Take one Donizetti opera, add an innovative and quite stylish director, throw in a stunning soprano, a jolly good tenor and a few other quality single-malt singers and if you don’t think it’s already an embarrassing feast, you can top it off with a jack russell that runs across the stage at comedy moments…

L’Elisir d’Amore at Covent Garden.  The Pelly production from last year, with new cast.  Set in the 50s, it has the trademark quirks, but is brilliantly executed.  Bicycles, mopeds, a lorry and a tractor wheel onto stage and off again at appropriate moments, ‘driven’ by the cast.  The aforementioned dog does its tricks, and a giant haystack dominates a couple of scenes (to the detriment of vocal projection, but to good atmospheric effect).

Crowning the cast was Diana Damrau.  Just amazing – so characterful, with such fabulous singing – beautiful and spirited in all the right places.  She was a delight to watch and listen to.  The Nemorino, Giuseppe Filianotti, was also tremendously characterful, if the voice was a little strained in places.  He delivered Una Furtiva Lagrima very well, aided by the production’s clever and effective descending ‘forest’ of light bulbs that added the atmosphere.  Anthony Michaels-Moore and Simone Alaimo were a good Belcore and Dulcamara and the whole thing was driven with just the right pace and balance by Bruno Campanella, with an orchestra on fine form (as we have come to expect…!)

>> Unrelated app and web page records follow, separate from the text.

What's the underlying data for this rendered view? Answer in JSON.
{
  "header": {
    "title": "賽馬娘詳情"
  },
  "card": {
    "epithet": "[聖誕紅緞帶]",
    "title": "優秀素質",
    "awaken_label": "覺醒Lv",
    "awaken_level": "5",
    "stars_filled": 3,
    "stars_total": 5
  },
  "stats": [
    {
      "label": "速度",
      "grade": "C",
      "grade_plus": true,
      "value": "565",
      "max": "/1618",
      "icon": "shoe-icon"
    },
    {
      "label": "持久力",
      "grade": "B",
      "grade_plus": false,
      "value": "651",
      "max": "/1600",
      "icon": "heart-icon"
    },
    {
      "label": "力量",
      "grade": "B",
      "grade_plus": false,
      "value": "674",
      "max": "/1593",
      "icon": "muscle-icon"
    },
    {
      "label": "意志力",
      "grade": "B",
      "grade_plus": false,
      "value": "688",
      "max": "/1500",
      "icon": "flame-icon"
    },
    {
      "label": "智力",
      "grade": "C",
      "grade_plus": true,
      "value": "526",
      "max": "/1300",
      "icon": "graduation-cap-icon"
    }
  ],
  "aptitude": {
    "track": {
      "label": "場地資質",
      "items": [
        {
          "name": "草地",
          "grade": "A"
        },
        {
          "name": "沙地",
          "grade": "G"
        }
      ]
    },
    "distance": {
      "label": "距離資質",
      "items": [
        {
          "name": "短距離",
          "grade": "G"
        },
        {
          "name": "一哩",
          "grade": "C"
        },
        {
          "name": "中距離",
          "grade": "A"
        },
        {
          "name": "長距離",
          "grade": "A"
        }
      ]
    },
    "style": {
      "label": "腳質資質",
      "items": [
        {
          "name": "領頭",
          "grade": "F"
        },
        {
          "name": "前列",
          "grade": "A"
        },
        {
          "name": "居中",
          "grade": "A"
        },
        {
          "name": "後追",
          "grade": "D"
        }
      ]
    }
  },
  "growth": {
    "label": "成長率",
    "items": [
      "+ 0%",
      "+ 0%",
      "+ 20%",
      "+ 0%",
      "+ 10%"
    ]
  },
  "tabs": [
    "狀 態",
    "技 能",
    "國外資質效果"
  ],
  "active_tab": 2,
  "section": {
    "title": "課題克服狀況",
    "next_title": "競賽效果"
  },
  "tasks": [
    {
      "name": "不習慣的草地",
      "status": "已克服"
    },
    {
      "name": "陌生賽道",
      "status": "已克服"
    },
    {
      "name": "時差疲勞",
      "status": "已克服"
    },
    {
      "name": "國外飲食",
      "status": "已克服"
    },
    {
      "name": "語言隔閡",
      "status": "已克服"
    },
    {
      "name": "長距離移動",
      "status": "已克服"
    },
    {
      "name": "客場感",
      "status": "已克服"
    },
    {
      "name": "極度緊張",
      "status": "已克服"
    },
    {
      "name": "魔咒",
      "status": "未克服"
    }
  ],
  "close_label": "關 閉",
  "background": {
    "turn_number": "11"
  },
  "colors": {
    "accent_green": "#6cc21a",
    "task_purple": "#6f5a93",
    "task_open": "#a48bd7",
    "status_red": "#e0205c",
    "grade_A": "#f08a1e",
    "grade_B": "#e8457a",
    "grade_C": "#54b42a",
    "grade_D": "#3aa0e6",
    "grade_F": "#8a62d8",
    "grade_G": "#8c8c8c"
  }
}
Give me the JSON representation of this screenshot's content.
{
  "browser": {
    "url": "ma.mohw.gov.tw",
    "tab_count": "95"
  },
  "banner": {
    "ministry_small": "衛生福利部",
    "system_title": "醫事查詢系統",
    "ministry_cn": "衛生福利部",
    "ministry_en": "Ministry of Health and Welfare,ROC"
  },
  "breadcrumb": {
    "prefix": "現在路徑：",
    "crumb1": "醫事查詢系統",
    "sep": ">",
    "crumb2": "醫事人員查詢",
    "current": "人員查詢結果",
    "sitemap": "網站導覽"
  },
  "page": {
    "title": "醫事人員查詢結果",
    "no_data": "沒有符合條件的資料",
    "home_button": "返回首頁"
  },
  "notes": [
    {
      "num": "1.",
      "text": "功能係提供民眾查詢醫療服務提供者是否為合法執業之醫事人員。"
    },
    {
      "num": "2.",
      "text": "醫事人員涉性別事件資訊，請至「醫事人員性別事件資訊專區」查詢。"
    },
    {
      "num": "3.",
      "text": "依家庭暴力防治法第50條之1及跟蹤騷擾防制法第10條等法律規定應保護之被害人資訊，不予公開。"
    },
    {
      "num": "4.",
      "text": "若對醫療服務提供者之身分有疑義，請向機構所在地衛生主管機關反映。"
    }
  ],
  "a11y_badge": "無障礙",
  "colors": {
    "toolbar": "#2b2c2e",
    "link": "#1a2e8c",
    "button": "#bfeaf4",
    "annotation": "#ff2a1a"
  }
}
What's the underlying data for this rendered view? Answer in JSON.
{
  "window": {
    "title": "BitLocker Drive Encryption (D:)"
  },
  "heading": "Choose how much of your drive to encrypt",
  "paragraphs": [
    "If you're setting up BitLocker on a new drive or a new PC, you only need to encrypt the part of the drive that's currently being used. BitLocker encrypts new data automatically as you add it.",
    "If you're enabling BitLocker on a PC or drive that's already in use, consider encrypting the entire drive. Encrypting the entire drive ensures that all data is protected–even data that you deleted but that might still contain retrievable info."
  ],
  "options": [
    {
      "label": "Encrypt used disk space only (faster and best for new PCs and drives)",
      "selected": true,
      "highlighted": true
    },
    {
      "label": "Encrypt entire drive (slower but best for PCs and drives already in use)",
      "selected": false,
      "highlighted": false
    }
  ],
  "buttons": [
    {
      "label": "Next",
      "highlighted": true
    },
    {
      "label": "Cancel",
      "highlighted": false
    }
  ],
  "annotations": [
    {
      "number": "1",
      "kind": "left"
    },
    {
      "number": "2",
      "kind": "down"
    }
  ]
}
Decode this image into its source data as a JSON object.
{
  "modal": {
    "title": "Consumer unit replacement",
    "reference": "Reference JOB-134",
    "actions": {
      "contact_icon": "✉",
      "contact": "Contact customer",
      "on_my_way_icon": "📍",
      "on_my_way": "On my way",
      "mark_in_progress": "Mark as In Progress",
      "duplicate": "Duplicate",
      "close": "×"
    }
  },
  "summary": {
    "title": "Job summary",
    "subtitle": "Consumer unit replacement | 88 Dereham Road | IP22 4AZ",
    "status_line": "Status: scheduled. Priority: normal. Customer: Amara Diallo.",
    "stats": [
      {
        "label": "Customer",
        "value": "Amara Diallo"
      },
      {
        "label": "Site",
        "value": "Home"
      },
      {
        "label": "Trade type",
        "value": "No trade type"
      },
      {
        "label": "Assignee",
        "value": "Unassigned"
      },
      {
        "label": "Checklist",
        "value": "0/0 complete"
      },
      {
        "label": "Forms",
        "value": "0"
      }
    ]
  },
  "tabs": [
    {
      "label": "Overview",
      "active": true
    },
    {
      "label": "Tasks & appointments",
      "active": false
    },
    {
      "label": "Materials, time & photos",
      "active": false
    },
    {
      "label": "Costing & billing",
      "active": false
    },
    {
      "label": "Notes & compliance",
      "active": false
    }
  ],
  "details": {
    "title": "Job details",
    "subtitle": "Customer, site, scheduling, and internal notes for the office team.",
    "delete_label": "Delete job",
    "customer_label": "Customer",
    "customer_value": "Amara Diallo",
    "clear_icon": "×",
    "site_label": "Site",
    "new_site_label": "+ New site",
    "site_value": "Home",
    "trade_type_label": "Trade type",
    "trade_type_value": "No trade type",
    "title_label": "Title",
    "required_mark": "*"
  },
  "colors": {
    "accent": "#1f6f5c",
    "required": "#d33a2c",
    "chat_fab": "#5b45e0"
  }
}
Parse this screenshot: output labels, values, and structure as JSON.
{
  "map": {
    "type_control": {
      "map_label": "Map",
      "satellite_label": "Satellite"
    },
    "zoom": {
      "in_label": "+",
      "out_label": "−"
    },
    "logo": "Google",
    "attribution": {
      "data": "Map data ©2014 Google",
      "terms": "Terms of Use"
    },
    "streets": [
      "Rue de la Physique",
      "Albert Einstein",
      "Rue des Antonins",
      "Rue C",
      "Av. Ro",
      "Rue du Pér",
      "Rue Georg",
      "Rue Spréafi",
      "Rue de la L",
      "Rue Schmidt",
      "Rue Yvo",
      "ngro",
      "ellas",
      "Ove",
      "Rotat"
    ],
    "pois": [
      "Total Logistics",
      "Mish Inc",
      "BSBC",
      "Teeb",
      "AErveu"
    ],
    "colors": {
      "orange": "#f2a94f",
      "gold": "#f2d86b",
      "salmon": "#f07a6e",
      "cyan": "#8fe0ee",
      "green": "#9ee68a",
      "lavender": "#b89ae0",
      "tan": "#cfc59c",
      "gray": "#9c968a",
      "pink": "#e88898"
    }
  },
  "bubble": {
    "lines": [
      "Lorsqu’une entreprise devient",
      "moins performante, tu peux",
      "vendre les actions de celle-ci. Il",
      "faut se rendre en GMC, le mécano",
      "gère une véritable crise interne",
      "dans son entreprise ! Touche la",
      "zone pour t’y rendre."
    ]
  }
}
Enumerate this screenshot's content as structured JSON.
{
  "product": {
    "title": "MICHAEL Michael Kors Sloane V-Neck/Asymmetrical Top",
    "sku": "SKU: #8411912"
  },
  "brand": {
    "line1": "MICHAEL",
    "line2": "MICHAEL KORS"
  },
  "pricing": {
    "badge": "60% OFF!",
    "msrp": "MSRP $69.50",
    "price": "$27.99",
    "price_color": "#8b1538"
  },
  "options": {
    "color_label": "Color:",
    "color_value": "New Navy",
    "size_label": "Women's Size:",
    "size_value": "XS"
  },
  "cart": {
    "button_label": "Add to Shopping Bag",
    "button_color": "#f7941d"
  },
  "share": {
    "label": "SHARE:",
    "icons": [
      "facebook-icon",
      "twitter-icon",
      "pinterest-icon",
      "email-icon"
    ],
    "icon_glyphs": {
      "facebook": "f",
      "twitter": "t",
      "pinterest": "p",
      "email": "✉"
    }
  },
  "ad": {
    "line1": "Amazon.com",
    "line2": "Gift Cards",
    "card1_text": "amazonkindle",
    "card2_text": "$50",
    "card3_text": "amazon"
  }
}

I was struck, though, by Eri Nakamura.  I think she’s a Jette Parker Young Artist (or maybe was last year) but she has a voice of wonderful richness, agility and projection.  Would be interested to hear her Rosina, not sure if that’s the direction she’s headed in, but it was a very enjoyable performance of Gianetta this evening…  many best wishes to her for the future, for sure!